• _SOURCE DATA_:

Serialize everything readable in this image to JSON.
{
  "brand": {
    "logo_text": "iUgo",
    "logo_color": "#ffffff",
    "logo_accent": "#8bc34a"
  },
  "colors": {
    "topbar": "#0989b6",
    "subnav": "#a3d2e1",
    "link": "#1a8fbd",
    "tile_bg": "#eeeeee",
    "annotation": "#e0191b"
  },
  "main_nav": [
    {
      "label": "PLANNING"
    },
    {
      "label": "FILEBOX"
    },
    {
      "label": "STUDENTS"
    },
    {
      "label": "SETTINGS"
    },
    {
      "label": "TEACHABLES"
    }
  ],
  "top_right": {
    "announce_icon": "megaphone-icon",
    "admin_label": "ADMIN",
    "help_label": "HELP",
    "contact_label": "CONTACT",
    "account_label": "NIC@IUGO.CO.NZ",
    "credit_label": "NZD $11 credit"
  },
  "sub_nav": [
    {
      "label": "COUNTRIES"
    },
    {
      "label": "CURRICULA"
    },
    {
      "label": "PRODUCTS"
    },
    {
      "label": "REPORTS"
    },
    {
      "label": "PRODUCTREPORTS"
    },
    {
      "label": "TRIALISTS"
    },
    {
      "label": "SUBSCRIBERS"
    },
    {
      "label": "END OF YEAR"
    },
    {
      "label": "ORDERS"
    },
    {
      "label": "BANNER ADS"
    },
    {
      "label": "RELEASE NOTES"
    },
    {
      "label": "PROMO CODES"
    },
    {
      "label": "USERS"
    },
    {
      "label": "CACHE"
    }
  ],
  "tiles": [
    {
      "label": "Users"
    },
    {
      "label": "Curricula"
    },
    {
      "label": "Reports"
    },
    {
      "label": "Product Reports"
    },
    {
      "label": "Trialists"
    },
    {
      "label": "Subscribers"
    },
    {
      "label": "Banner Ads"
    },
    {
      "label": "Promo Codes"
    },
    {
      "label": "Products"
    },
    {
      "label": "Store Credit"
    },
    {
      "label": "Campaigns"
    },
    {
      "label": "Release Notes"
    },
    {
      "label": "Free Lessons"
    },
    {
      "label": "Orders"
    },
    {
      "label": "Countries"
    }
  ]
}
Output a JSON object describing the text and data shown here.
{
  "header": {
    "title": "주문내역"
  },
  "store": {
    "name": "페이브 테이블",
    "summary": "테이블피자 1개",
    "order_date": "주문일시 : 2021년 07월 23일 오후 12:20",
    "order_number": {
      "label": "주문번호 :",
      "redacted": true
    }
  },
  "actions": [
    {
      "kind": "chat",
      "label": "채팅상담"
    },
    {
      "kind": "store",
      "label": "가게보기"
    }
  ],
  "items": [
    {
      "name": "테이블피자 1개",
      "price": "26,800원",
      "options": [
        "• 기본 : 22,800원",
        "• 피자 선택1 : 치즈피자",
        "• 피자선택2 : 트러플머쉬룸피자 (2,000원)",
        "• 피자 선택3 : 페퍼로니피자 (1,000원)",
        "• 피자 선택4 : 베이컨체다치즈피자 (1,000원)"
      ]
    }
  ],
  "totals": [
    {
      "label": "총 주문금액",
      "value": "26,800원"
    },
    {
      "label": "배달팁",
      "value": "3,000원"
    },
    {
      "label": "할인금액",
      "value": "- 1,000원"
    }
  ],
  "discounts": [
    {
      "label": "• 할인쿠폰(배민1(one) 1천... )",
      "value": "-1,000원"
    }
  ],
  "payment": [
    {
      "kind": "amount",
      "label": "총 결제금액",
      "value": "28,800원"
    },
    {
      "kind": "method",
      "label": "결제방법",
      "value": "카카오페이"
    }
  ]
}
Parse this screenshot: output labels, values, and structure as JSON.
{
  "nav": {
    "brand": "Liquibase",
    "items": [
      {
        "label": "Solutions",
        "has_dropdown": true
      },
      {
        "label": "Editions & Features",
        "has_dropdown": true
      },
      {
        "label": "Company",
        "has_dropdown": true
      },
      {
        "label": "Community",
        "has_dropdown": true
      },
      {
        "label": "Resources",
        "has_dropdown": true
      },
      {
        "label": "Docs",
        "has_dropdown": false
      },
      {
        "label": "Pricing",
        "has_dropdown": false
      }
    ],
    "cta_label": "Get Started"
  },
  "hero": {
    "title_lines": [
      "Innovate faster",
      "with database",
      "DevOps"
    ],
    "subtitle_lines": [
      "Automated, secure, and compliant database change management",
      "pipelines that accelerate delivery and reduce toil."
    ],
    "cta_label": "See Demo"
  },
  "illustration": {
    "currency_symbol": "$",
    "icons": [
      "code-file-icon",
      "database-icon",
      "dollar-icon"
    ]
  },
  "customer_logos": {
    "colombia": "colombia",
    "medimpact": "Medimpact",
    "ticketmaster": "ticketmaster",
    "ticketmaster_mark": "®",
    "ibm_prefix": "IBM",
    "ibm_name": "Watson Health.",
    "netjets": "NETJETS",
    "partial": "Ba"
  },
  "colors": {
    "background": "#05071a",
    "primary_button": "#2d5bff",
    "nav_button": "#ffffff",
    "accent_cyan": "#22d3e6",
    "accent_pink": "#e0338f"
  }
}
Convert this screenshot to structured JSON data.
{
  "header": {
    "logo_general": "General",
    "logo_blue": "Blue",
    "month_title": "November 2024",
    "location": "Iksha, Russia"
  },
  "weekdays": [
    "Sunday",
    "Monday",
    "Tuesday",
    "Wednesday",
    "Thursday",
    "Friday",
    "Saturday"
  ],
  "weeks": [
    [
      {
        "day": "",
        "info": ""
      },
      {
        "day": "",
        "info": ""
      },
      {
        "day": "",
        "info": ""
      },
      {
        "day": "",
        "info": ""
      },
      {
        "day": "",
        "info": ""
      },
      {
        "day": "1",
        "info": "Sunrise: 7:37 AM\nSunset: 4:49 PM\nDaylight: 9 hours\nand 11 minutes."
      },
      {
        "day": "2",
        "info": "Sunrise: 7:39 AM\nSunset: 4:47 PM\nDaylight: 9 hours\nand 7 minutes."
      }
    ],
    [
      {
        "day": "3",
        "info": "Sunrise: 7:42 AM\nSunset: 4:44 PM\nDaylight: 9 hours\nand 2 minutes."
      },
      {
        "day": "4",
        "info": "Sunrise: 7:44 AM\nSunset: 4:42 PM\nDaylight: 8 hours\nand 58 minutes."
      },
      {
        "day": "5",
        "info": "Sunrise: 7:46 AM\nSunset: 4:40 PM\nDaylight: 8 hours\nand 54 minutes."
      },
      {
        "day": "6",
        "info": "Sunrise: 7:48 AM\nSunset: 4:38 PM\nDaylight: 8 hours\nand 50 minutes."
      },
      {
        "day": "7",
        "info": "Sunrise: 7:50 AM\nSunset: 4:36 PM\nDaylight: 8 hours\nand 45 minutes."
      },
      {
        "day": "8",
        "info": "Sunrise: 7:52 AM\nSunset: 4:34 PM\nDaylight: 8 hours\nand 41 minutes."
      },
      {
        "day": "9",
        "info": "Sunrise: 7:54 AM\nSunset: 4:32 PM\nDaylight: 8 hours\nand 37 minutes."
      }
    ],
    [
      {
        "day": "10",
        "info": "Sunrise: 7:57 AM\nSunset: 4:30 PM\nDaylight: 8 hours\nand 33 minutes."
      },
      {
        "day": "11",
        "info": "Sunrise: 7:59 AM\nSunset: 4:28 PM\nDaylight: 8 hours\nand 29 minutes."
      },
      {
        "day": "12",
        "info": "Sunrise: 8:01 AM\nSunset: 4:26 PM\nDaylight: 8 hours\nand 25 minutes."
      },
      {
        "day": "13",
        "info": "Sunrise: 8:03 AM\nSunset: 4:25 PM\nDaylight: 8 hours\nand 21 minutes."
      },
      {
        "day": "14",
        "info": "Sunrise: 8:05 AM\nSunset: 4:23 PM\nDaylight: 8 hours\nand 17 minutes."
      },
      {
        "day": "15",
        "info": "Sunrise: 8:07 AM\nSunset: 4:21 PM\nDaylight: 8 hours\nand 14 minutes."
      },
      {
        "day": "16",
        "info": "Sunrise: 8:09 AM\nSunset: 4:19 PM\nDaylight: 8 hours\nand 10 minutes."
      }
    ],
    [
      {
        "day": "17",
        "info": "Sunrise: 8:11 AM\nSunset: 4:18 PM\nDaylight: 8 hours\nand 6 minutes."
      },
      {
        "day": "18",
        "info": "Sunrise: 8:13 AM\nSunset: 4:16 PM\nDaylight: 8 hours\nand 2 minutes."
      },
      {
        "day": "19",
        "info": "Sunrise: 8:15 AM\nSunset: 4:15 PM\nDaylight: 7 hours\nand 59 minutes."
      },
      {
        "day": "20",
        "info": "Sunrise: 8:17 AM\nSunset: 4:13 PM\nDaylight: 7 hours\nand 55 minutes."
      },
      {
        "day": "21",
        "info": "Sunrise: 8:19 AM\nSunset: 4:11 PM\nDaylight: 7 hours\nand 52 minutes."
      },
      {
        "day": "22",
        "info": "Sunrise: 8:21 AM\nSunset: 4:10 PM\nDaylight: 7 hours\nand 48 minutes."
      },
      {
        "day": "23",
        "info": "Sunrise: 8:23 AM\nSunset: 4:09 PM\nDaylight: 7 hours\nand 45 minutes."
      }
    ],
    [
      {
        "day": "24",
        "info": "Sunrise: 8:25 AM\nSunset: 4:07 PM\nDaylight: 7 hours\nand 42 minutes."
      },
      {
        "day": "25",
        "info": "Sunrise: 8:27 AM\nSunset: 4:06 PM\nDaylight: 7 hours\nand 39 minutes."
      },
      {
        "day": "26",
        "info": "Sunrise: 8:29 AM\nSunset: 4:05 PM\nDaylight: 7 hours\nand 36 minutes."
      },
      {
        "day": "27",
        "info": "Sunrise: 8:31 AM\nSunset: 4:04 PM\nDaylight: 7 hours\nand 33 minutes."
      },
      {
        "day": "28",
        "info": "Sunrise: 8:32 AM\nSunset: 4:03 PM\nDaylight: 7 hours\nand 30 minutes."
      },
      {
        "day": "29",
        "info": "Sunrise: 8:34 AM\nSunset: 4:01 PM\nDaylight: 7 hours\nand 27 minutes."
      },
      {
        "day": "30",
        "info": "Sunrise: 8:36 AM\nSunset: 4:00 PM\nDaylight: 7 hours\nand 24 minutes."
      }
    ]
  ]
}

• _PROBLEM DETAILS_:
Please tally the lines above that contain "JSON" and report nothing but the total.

• _TASK RESULT_:
4